**Activity**: Show each line from the records below in which the word "launchesPast" occurs.

(Excerpts from an interface dataset)
- Opening Delimiter -
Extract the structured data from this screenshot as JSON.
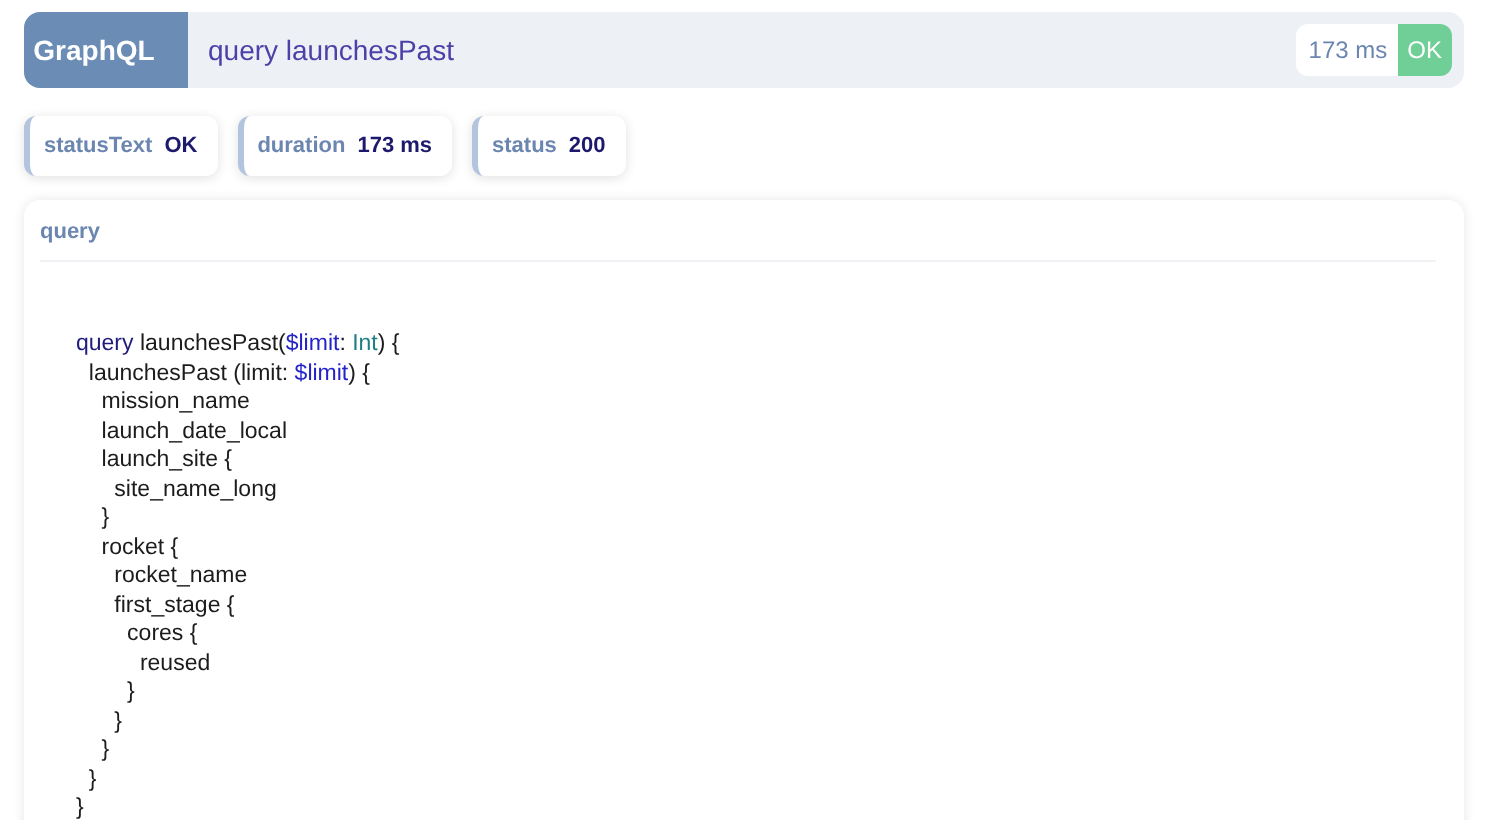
{
  "header": {
    "badge": "GraphQL",
    "operation": "query launchesPast",
    "duration": "173 ms",
    "status": "OK"
  },
  "chips": [
    {
      "label": "statusText",
      "value": "OK"
    },
    {
      "label": "duration",
      "value": "173 ms"
    },
    {
      "label": "status",
      "value": "200"
    }
  ],
  "panel": {
    "title": "query",
    "code_lines": [
      [
        {
          "kind": "keyword",
          "text": "query"
        },
        {
          "kind": "plain",
          "text": " launchesPast("
        },
        {
          "kind": "variable",
          "text": "$limit"
        },
        {
          "kind": "plain",
          "text": ": "
        },
        {
          "kind": "type",
          "text": "Int"
        },
        {
          "kind": "plain",
          "text": ") {"
        }
      ],
      [
        {
          "kind": "plain",
          "text": "  launchesPast (limit: "
        },
        {
          "kind": "variable",
          "text": "$limit"
        },
        {
          "kind": "plain",
          "text": ") {"
        }
      ],
      [
        {
          "kind": "plain",
          "text": "    mission_name"
        }
      ],
      [
        {
          "kind": "plain",
          "text": "    launch_date_local"
        }
      ],
      [
        {
          "kind": "plain",
          "text": "    launch_site {"
        }
      ],
      [
        {
          "kind": "plain",
          "text": "      site_name_long"
        }
      ],
      [
        {
          "kind": "plain",
          "text": "    }"
        }
      ],
      [
        {
          "kind": "plain",
          "text": "    rocket {"
        }
      ],
      [
        {
          "kind": "plain",
          "text": "      rocket_name"
        }
      ],
      [
        {
          "kind": "plain",
          "text": "      first_stage {"
        }
      ],
      [
        {
          "kind": "plain",
          "text": "        cores {"
        }
      ],
      [
        {
          "kind": "plain",
          "text": "          reused"
        }
      ],
      [
        {
          "kind": "plain",
          "text": "        }"
        }
      ],
      [
        {
          "kind": "plain",
          "text": "      }"
        }
      ],
      [
        {
          "kind": "plain",
          "text": "    }"
        }
      ],
      [
        {
          "kind": "plain",
          "text": "  }"
        }
      ],
      [
        {
          "kind": "plain",
          "text": "}"
        }
      ]
    ]
  }
}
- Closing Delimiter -
**Task result**:
    "operation": "query launchesPast",
          "text": " launchesPast("
          "text": "  launchesPast (limit: "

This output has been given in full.